---------- Dataset extract ----------

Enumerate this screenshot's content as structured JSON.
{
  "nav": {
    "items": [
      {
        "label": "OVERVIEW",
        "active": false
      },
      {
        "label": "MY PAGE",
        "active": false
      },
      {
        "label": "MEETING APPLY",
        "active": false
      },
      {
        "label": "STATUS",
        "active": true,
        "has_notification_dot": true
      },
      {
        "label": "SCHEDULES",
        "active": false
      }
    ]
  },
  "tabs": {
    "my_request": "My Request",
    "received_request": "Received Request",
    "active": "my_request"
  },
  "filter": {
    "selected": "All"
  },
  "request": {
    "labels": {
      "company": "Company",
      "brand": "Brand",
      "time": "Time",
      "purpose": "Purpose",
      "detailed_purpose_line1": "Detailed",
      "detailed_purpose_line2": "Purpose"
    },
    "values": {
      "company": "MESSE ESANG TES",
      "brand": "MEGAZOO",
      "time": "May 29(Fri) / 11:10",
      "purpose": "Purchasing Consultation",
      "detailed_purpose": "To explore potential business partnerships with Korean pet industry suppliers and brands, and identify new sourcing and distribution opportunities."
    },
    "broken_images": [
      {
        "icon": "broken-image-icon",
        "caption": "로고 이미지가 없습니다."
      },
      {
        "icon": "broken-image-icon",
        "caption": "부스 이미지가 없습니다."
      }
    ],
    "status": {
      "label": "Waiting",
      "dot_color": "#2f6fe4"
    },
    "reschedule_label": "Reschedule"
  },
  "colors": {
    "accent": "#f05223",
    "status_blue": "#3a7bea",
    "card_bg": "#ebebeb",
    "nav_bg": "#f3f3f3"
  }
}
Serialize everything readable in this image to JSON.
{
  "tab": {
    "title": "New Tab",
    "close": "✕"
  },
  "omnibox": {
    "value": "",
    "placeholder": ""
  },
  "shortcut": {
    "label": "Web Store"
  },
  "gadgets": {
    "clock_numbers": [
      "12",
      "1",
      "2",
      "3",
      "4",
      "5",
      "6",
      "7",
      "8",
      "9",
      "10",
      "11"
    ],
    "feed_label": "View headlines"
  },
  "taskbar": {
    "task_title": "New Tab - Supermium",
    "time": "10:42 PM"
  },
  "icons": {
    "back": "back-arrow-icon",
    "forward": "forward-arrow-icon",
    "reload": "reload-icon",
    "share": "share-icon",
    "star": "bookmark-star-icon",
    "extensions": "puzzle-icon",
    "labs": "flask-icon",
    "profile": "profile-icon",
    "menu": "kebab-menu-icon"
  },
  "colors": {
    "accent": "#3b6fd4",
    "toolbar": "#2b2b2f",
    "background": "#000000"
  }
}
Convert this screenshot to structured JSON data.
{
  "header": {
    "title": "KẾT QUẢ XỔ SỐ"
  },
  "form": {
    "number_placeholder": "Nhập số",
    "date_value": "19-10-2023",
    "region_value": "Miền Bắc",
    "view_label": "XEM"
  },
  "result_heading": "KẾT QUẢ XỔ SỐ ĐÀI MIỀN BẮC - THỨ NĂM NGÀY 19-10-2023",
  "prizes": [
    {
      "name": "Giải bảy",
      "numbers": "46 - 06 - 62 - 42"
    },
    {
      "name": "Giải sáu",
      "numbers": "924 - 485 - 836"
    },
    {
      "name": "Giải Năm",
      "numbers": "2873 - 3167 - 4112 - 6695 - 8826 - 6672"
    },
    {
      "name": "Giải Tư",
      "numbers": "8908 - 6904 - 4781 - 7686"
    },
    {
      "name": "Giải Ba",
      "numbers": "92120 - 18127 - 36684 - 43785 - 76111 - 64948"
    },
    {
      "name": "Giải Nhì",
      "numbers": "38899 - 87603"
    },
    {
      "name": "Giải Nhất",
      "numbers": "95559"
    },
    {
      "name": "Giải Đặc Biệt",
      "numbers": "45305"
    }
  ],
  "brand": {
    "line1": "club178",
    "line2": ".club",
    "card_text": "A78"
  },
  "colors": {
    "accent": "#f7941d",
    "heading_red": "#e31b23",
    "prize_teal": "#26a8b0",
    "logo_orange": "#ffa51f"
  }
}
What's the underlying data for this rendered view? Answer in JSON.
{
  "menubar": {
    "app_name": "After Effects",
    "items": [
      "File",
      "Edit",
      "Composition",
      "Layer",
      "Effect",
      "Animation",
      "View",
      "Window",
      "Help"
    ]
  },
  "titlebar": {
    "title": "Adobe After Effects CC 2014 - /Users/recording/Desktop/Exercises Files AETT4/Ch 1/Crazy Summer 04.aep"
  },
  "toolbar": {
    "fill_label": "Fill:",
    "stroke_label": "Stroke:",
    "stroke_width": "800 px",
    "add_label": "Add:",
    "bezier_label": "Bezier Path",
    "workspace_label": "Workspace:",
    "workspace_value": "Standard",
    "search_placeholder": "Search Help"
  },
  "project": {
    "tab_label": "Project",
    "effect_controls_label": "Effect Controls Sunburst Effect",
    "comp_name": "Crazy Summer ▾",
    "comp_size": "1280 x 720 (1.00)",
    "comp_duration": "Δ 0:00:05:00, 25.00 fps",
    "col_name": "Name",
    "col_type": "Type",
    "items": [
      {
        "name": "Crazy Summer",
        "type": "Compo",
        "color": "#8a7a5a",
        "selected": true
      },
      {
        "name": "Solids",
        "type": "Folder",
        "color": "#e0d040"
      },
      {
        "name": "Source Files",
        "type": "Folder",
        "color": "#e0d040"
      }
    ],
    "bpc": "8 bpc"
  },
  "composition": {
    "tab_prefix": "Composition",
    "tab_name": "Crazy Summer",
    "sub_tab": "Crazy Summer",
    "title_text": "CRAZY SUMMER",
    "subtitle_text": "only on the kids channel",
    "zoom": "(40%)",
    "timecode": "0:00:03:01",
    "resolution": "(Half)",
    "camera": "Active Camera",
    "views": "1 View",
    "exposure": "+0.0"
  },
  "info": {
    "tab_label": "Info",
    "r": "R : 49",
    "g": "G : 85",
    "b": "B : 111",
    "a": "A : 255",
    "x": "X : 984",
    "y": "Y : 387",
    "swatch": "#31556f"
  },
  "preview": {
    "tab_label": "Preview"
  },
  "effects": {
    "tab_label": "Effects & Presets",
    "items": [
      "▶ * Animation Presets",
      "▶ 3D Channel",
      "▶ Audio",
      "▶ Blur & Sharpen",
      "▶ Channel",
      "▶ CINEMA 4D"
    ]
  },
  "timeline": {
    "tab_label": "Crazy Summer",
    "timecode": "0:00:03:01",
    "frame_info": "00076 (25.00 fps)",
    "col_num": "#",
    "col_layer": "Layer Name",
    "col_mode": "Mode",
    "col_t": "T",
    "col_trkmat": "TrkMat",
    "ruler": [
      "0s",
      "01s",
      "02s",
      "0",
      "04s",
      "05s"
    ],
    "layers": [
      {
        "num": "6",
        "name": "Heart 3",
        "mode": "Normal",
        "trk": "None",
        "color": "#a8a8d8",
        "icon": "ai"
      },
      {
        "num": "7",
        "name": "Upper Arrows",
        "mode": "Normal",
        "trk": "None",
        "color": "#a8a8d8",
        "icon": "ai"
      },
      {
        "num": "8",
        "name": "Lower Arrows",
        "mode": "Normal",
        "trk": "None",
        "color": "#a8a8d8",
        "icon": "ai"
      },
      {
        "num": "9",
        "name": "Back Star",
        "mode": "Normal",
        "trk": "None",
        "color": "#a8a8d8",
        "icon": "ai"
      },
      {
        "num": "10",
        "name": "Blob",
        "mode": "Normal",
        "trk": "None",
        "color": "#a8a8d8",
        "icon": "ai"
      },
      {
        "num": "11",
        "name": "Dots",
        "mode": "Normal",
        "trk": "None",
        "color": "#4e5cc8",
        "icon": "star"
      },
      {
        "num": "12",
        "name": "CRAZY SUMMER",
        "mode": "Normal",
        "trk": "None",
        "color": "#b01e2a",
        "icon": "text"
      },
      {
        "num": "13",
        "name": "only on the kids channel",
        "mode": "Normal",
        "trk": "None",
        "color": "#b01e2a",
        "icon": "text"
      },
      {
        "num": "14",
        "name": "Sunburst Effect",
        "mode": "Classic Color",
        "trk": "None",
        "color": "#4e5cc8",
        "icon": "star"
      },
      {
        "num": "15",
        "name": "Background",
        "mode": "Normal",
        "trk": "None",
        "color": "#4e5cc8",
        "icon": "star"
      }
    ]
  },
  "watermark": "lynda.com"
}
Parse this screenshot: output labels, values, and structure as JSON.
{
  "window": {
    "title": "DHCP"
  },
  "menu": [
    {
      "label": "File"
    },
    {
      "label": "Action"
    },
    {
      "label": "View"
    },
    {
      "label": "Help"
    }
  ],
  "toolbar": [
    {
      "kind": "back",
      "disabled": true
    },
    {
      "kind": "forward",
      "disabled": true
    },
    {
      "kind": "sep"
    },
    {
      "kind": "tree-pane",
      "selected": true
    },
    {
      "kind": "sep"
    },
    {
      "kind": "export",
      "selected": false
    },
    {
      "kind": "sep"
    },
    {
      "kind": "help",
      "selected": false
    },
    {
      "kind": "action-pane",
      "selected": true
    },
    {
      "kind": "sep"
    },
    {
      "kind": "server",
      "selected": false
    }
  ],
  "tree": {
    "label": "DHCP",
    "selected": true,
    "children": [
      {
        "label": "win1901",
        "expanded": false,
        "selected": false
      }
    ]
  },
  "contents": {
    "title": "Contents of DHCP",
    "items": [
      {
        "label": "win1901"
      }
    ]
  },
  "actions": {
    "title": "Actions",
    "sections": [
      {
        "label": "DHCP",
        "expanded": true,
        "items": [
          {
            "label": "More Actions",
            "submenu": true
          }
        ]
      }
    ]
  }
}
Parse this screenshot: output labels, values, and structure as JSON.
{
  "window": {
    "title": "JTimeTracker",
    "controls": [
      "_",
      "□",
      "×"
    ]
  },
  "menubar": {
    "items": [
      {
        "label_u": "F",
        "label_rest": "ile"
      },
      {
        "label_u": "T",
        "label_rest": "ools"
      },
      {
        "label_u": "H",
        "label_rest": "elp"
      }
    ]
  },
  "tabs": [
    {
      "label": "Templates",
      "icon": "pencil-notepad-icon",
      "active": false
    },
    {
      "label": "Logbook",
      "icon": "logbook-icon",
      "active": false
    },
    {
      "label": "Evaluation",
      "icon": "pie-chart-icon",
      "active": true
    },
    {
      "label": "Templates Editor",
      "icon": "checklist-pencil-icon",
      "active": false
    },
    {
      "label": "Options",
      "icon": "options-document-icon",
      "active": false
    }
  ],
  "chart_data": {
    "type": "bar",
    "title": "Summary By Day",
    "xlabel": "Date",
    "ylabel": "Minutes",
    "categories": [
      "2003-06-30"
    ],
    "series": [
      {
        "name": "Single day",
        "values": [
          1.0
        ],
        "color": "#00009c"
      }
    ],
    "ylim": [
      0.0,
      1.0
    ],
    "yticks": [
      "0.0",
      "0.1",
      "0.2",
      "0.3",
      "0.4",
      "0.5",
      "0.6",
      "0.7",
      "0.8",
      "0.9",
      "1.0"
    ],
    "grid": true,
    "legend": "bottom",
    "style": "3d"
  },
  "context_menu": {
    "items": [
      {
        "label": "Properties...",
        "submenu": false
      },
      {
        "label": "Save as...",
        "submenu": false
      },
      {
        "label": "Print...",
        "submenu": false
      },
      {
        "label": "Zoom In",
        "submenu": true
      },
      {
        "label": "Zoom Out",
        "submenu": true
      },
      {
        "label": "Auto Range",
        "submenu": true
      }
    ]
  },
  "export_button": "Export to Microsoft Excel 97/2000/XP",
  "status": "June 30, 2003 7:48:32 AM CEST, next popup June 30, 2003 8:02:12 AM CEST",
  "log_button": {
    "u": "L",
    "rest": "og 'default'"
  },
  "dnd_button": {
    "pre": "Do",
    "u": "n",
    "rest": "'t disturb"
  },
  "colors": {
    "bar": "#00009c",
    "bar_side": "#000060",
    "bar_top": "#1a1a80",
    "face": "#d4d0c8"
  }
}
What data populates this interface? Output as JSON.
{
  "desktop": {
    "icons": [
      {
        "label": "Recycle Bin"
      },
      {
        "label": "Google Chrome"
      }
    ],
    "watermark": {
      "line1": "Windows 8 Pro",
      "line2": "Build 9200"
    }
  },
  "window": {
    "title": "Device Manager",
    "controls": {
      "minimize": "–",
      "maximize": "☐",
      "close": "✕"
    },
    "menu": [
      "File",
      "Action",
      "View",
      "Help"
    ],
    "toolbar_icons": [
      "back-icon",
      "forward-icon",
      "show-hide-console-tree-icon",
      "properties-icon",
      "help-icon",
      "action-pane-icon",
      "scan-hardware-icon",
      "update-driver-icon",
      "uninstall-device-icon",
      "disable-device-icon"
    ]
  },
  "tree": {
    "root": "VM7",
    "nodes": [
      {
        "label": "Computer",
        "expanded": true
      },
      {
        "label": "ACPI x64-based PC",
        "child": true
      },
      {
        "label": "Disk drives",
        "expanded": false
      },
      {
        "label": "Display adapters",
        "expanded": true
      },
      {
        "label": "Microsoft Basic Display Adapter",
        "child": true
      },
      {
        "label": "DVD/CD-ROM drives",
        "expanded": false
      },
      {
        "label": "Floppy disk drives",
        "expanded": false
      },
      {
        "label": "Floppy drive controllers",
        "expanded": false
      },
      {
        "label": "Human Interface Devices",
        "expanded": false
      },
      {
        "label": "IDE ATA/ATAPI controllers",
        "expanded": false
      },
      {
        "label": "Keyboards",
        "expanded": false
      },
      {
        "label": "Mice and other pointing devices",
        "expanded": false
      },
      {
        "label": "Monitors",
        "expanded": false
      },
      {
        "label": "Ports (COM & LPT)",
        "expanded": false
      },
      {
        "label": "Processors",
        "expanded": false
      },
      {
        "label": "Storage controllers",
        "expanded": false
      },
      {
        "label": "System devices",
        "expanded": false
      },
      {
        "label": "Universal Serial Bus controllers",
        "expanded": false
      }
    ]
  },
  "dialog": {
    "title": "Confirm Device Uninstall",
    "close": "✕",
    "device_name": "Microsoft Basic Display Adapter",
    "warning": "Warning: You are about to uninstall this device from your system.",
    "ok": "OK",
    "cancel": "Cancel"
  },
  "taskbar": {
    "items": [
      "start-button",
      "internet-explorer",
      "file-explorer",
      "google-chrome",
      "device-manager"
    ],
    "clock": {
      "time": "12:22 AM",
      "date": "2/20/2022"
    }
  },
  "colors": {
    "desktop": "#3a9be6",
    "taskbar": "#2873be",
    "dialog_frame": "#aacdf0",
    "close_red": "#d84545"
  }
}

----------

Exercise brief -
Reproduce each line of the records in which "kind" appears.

Result of the exercise -
      "kind": "back",
      "kind": "forward",
      "kind": "sep"
      "kind": "tree-pane",
      "kind": "sep"
      "kind": "export",
      "kind": "sep"
      "kind": "help",
      "kind": "action-pane",
      "kind": "sep"
      "kind": "server",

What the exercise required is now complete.